As of September 3, Mozilla has switched Enhanced Tracking Protection (ETP) on its website browser, Firefox as a default for all users. The privacy setting update, which was first launched in June, blocks all third-party tracking as the browser continues to push the anti-tracking initiative, which has been a big talking point throughout 2019.

The change was part of the site’s v69.0 update and according to Mozilla in a blog post, it represents a “milestone” that marks “a major step in our multi-year effort to bring stronger, usable privacy protections to everyone using Firefox”.

“Currently, over 20% of Firefox users have Enhanced Tracking Protection on. With today’s release, we expect to provide protection for 100% of our users by default,” Mozilla said in a statement.

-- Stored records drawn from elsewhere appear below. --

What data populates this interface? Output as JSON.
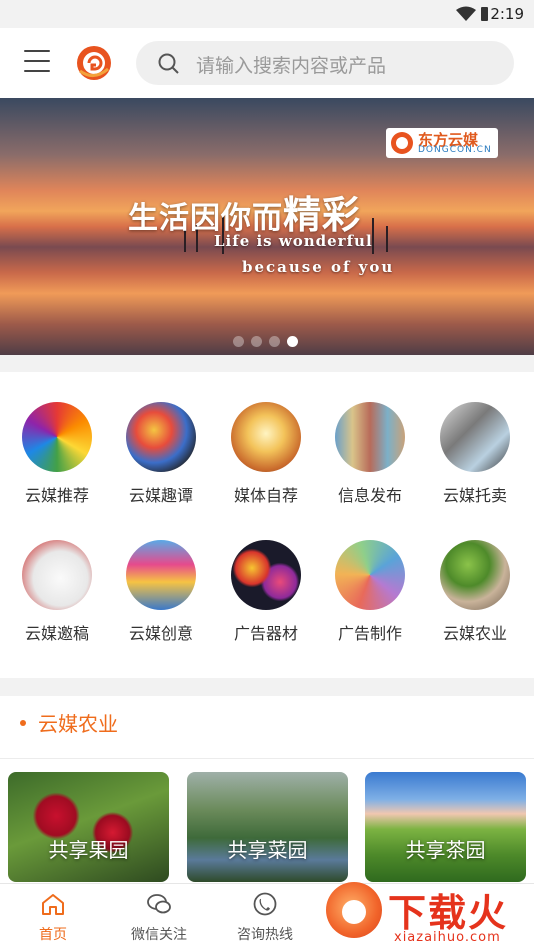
{
  "status": {
    "time": "2:19"
  },
  "search": {
    "placeholder": "请输入搜索内容或产品"
  },
  "banner": {
    "brand_name": "东方云媒",
    "brand_domain": "DONGCON.CN",
    "headline_a": "生活因你而",
    "headline_b": "精彩",
    "english_1": "Life is wonderful",
    "english_2": "because of you",
    "dots": 4,
    "active_dot": 4
  },
  "categories": [
    {
      "label": "云媒推荐",
      "icon": "color-pencils-icon"
    },
    {
      "label": "云媒趣谭",
      "icon": "paint-splash-icon"
    },
    {
      "label": "媒体自荐",
      "icon": "flower-icon"
    },
    {
      "label": "信息发布",
      "icon": "poster-wall-icon"
    },
    {
      "label": "云媒托卖",
      "icon": "graffiti-icon"
    },
    {
      "label": "云媒邀稿",
      "icon": "card-design-icon"
    },
    {
      "label": "云媒创意",
      "icon": "creative-blocks-icon"
    },
    {
      "label": "广告器材",
      "icon": "lanterns-icon"
    },
    {
      "label": "广告制作",
      "icon": "color-swatch-icon"
    },
    {
      "label": "云媒农业",
      "icon": "sprout-hand-icon"
    }
  ],
  "section": {
    "title": "云媒农业",
    "cards": [
      {
        "label": "共享果园"
      },
      {
        "label": "共享菜园"
      },
      {
        "label": "共享茶园"
      }
    ]
  },
  "tabs": [
    {
      "label": "首页",
      "icon": "home-icon",
      "active": true
    },
    {
      "label": "微信关注",
      "icon": "chat-icon",
      "active": false
    },
    {
      "label": "咨询热线",
      "icon": "phone-icon",
      "active": false
    }
  ],
  "watermark": {
    "text": "下载火",
    "sub": "xiazaihuo.com"
  },
  "colors": {
    "accent": "#ef6c1c",
    "search_bg": "#efefef"
  }
}
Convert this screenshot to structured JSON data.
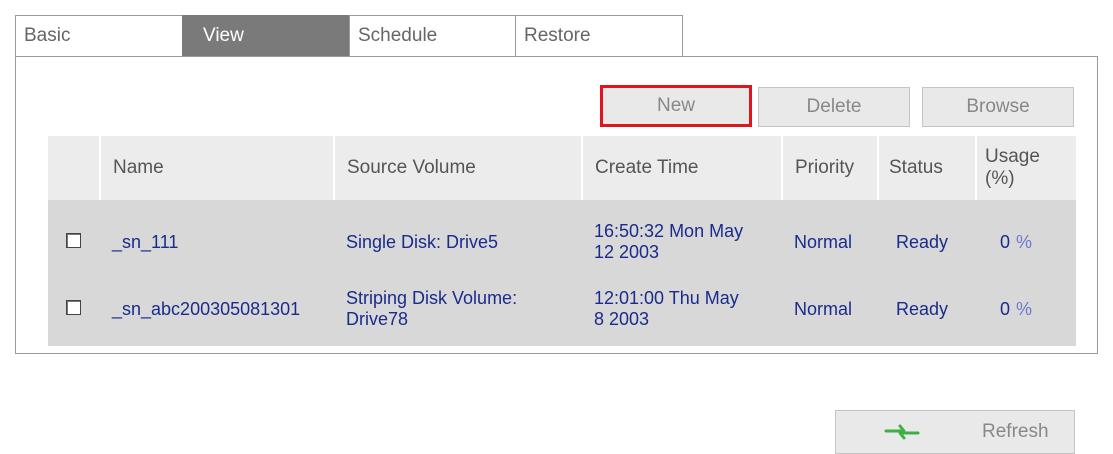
{
  "tabs": [
    {
      "label": "Basic"
    },
    {
      "label": "View"
    },
    {
      "label": "Schedule"
    },
    {
      "label": "Restore"
    }
  ],
  "active_tab": "View",
  "toolbar": {
    "new_label": "New",
    "delete_label": "Delete",
    "browse_label": "Browse"
  },
  "table": {
    "headers": {
      "name": "Name",
      "source": "Source Volume",
      "create_time": "Create Time",
      "priority": "Priority",
      "status": "Status",
      "usage_line1": "Usage",
      "usage_line2": "(%)"
    },
    "rows": [
      {
        "name": "_sn_111",
        "source": "Single Disk: Drive5",
        "create_time_line1": "16:50:32 Mon May",
        "create_time_line2": "12 2003",
        "priority": "Normal",
        "status": "Ready",
        "usage": "0",
        "usage_unit": "%"
      },
      {
        "name": "_sn_abc200305081301",
        "source_line1": "Striping Disk Volume:",
        "source_line2": "Drive78",
        "create_time_line1": "12:01:00 Thu May",
        "create_time_line2": "8 2003",
        "priority": "Normal",
        "status": "Ready",
        "usage": "0",
        "usage_unit": "%"
      }
    ]
  },
  "footer": {
    "refresh_label": "Refresh",
    "refresh_icon": "refresh-arrows-icon"
  },
  "colors": {
    "active_tab_bg": "#7a7a7a",
    "highlight_border": "#e0141e",
    "link_text": "#1a2b8c",
    "refresh_icon": "#3cb043"
  }
}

Earlier in the summer, David Camp, senior VP, stated that in response to the growing scandals around data privacy and people feeling vulnerable, it was “unfortunate” that change had to happen in order for tech companies to take notice.

Cookie tracking has been heavily discussed this year, particularly in the wake of the Information Commissioner’s Office (ICO) recent changes to its guidance around cookies. The technological landscape around handling and protecting personal data has been prompted by digital giants such as Apple and Google also enhancing their privacy settings, further clamping down on cookie tracking whilst creating a safe and user-friendly browsing experience for consumers.

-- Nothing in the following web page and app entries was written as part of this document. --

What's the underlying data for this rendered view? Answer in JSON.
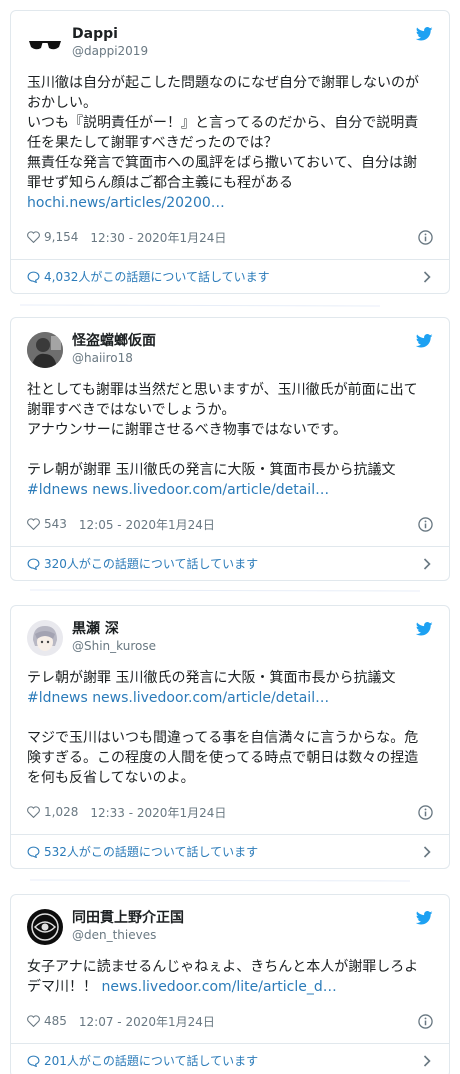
{
  "tweets": [
    {
      "name": "Dappi",
      "handle": "@dappi2019",
      "avatar": "sunglasses-avatar",
      "lines": [
        "玉川徹は自分が起こした問題なのになぜ自分で謝罪しないのが",
        "おかしい。",
        "いつも『説明責任がー！』と言ってるのだから、自分で説明責",
        "任を果たして謝罪すべきだったのでは？",
        "無責任な発言で箕面市への風評をばら撒いておいて、自分は謝",
        "罪せず知らん顔はご都合主義にも程がある"
      ],
      "link_line": "hochi.news/articles/20200…",
      "likes": "9,154",
      "timestamp": "12:30 - 2020年1月24日",
      "conversation": "4,032人がこの話題について話しています"
    },
    {
      "name": "怪盗蟷螂仮面",
      "handle": "@haiiro18",
      "avatar": "person-avatar",
      "lines": [
        "社としても謝罪は当然だと思いますが、玉川徹氏が前面に出て",
        "謝罪すべきではないでしょうか。",
        "アナウンサーに謝罪させるべき物事ではないです。",
        "",
        "テレ朝が謝罪 玉川徹氏の発言に大阪・箕面市長から抗議文"
      ],
      "link_line": "#ldnews news.livedoor.com/article/detail…",
      "likes": "543",
      "timestamp": "12:05 - 2020年1月24日",
      "conversation": "320人がこの話題について話しています"
    },
    {
      "name": "黒瀬 深",
      "handle": "@Shin_kurose",
      "avatar": "anime-avatar",
      "lines": [
        "テレ朝が謝罪 玉川徹氏の発言に大阪・箕面市長から抗議文"
      ],
      "link_line": "#ldnews news.livedoor.com/article/detail…",
      "lines_after": [
        "",
        "マジで玉川はいつも間違ってる事を自信満々に言うからな。危",
        "険すぎる。この程度の人間を使ってる時点で朝日は数々の捏造",
        "を何も反省してないのよ。"
      ],
      "likes": "1,028",
      "timestamp": "12:33 - 2020年1月24日",
      "conversation": "532人がこの話題について話しています"
    },
    {
      "name": "同田貫上野介正国",
      "handle": "@den_thieves",
      "avatar": "emblem-avatar",
      "lines": [
        "女子アナに読ませるんじゃねぇよ、きちんと本人が謝罪しろよ"
      ],
      "mixed_prefix": "デマ川！！ ",
      "mixed_link": "news.livedoor.com/lite/article_d…",
      "likes": "485",
      "timestamp": "12:07 - 2020年1月24日",
      "conversation": "201人がこの話題について話しています"
    }
  ],
  "colors": {
    "link": "#2b7bb9",
    "twitter_blue": "#1da1f2",
    "meta_gray": "#697882",
    "border": "#e1e8ed"
  },
  "icons": [
    "twitter-bird-icon",
    "heart-icon",
    "info-icon",
    "speech-bubble-icon",
    "chevron-right-icon"
  ]
}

“Ad personalisation as we know it is changing. Marketers, who until now have been able to use third-party cookies to track users for ad profiling, are going to need to start thinking differently. GDPR-safe marketing is the way forward. This means focusing not on the individual, but on the personas in your audience. By understanding what interests them and serving them with relevant content, marketers will be able to drive more meaningful interactions, build loyalty and see an impact for their business,” said Yuval Ben-Itzhak, CEO of Socialbakers.